Jose Quintana’s ZiPS projections are favorable, but he did take a big step backwards in 2018 and posted some of the worst numbers of his career. He threw a lot more fastballs and was not as effective with his breaking pitches, a bad combination that led to a career high 1.29 HR/9. ZiPS is expecting that to normalize, but Quintana could be in trouble if he cannot improve his curveball. In his age-30 season, he will look to channel his days from the South side and bring those results North to Wrigleyville.

That leaves Kyle Hendricks, the safe bet as the top hurler for the club. Hendricks has been pitching well for years, thanks in part to a very strong changeup that he threw over 30% of the time in 2018. His second half last season was very strong and Chicago will hope he can build on that success.


Offseason acquisition Brad Brach has potential to be one of the Cubs strongest bullpen arms. Pedro Strop (if healthy) and Carl Edwards Jr. should once again deliver strong performances.

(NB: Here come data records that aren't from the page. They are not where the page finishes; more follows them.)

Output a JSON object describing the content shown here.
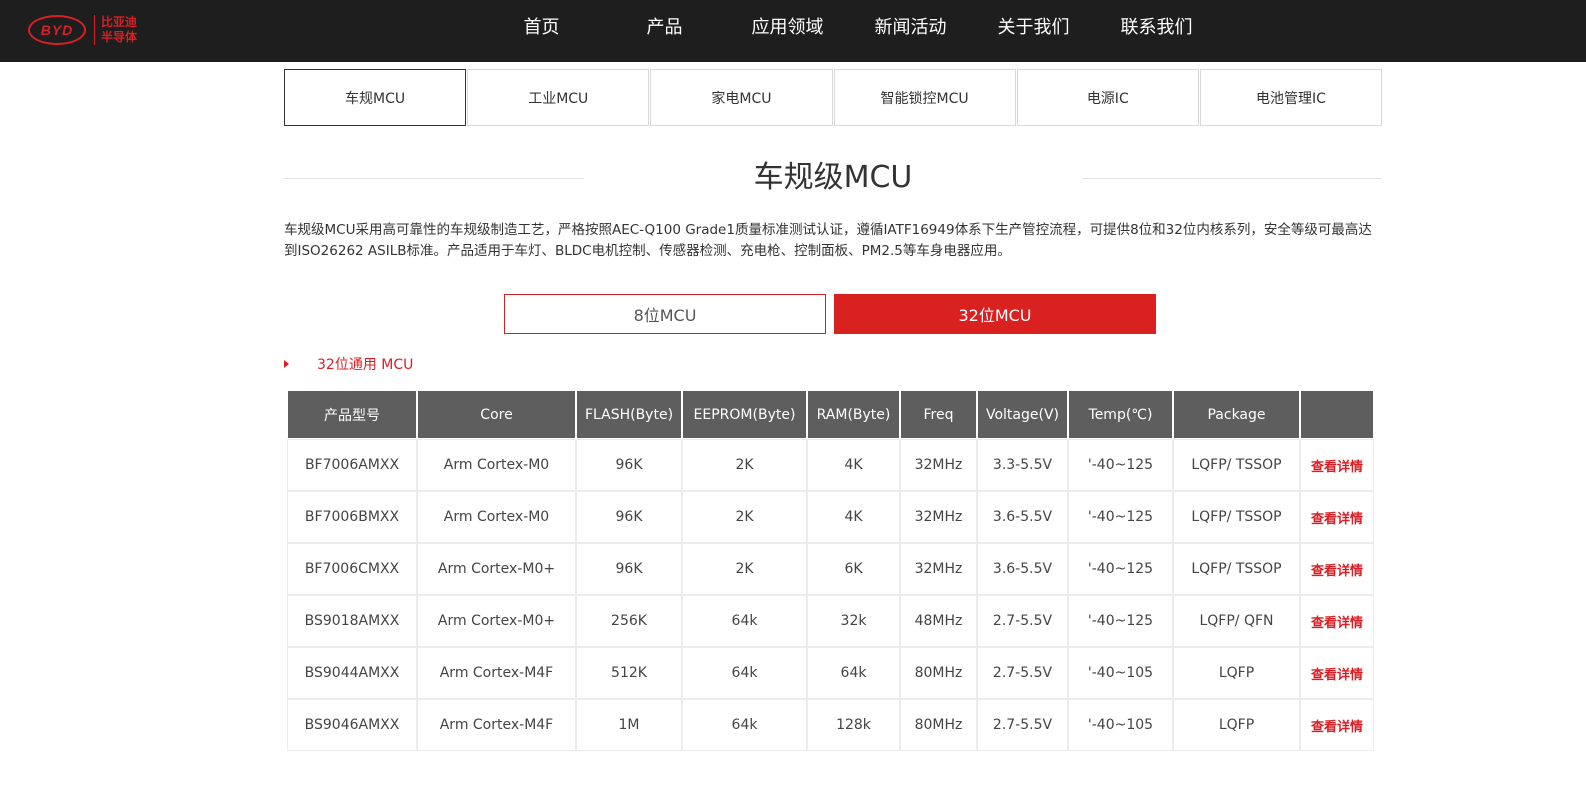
{
  "logo": {
    "mark": "BYD",
    "text_line1": "比亚迪",
    "text_line2": "半导体"
  },
  "nav": [
    "首页",
    "产品",
    "应用领域",
    "新闻活动",
    "关于我们",
    "联系我们"
  ],
  "category_tabs": [
    "车规MCU",
    "工业MCU",
    "家电MCU",
    "智能锁控MCU",
    "电源IC",
    "电池管理IC"
  ],
  "active_category": "车规MCU",
  "section": {
    "title": "车规级MCU",
    "description": "车规级MCU采用高可靠性的车规级制造工艺，严格按照AEC-Q100 Grade1质量标准测试认证，遵循IATF16949体系下生产管控流程，可提供8位和32位内核系列，安全等级可最高达到ISO26262 ASILB标准。产品适用于车灯、BLDC电机控制、传感器检测、充电枪、控制面板、PM2.5等车身电器应用。"
  },
  "bit_toggle": {
    "option_8": "8位MCU",
    "option_32": "32位MCU",
    "active": "32位MCU"
  },
  "series_label": "32位通用 MCU",
  "table": {
    "headers": [
      "产品型号",
      "Core",
      "FLASH(Byte)",
      "EEPROM(Byte)",
      "RAM(Byte)",
      "Freq",
      "Voltage(V)",
      "Temp(℃)",
      "Package",
      ""
    ],
    "rows": [
      [
        "BF7006AMXX",
        "Arm Cortex-M0",
        "96K",
        "2K",
        "4K",
        "32MHz",
        "3.3-5.5V",
        "'-40~125",
        "LQFP/ TSSOP",
        "查看详情"
      ],
      [
        "BF7006BMXX",
        "Arm Cortex-M0",
        "96K",
        "2K",
        "4K",
        "32MHz",
        "3.6-5.5V",
        "'-40~125",
        "LQFP/ TSSOP",
        "查看详情"
      ],
      [
        "BF7006CMXX",
        "Arm Cortex-M0+",
        "96K",
        "2K",
        "6K",
        "32MHz",
        "3.6-5.5V",
        "'-40~125",
        "LQFP/ TSSOP",
        "查看详情"
      ],
      [
        "BS9018AMXX",
        "Arm Cortex-M0+",
        "256K",
        "64k",
        "32k",
        "48MHz",
        "2.7-5.5V",
        "'-40~125",
        "LQFP/ QFN",
        "查看详情"
      ],
      [
        "BS9044AMXX",
        "Arm Cortex-M4F",
        "512K",
        "64k",
        "64k",
        "80MHz",
        "2.7-5.5V",
        "'-40~105",
        "LQFP",
        "查看详情"
      ],
      [
        "BS9046AMXX",
        "Arm Cortex-M4F",
        "1M",
        "64k",
        "128k",
        "80MHz",
        "2.7-5.5V",
        "'-40~105",
        "LQFP",
        "查看详情"
      ]
    ]
  },
  "colors": {
    "accent": "#d9211f",
    "header_bg": "#1e1e1e",
    "table_header_bg": "#5e5e5e"
  }
}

Brian Duensing has work to do after a poor 2018. Tyler Chatwood and Mike Montgomery, who both started around 20 games last year, will move to the bullpen with the return of Yu Darvish.

The 2018 Statcast Story (Pitchers)

Injuries & Suspensions

The Cubs bullpen is currently in rough shape from top to bottom. Brandon Morrow is recovering from elbow surgery that took place last November. His targetted return to the team is by May, but the team will be without it’s closer until then. That was supposed to give way to Pedro Strop to fill in, but he is now dealing with a right hamstring injury. Xavier Cedeno and Tony Barnette, two low-key offseason additions, are also battling arm/hand injuries.  Cubs President Theo Epstein has said that the team does not expect to add any outside arms (i.e. Craig Kimbrell) to bolster the pen.

Newly acquired bench-bat Daniel Descalso has a shoulder injury with no current timetable to return. He was brought in to fill Tommy La Stella’s utility role, which is a more pressing need given Addison Russell’s 29-game suspension to start the year. If Descalso misses time, it should lead to more looks for David Bote, who played well in his first taste of the show last season.

2019 W-L Projections

FanGraphs: 88-74, 1st in NL Central

PECOTA: 79-83, 5th in NL Central

FanGraphs is expecting the Cubs to shake off last year’s loss to little brother Milwaukee with a third division title in four years. PECOTA, on the other hand, sees the Cubs falling all the way down to the basement, driven by runs allowed per game ballooning from 3.96 last year to 4.59, as well as a slight offensive regression. Only time will tell if the Cubs star-studded pitching staff can stay healthy and bring the front office’s vision to life. The talent is certainly there, but with a tough division and uncertainty about pitching durability and depth, the Cubs will have their work cut out for them.

Photo Credit: Keith Allison. Photo was slightly altered. Licensing can be found here.

2 Responses

  1. David

    The “collect young arms” method by the Reds has been a disaster and a waste of a lot of draft choices that could have returned some really blue chip positional players. This philosophy difference from the Cubs is rooted in the Reds view of themselves as “poor little franchise in Cincinnati” that can’t afford big free agents.

    I think the Cubs will likely win +95 games this year, but I do look for Lester to regress more. I don’t know how the Cubs will handle it, but I would not be surprised (and expect) that sometime in June or July they make a deal to get a better starter to round out their rotation, and Lester will go somewhere else.
    Or else I am wrong and Lester does pitch well. Quintana will likely hover around league average. Hamels stuff I think, actually plays well at his age. He throws a sinker and change up, and while velocity is important, his control is more important.

    Their BIG WILDCARD is Yu Darvish. If Darvish pitches well (and he could), the Cubs will win a lot of games. If Darvish is below league average or just lousy (and it could happen), they will really struggle to maintain winning momentum from game to game.

  2. SultanofSwaff

    The Cubs and the Reds have the widest range of potential outcomes imo. It will be very important for the Cubs to keep their starters healthy. Can’t believe I’m saying this, but I think the Reds have the better depth in all facets.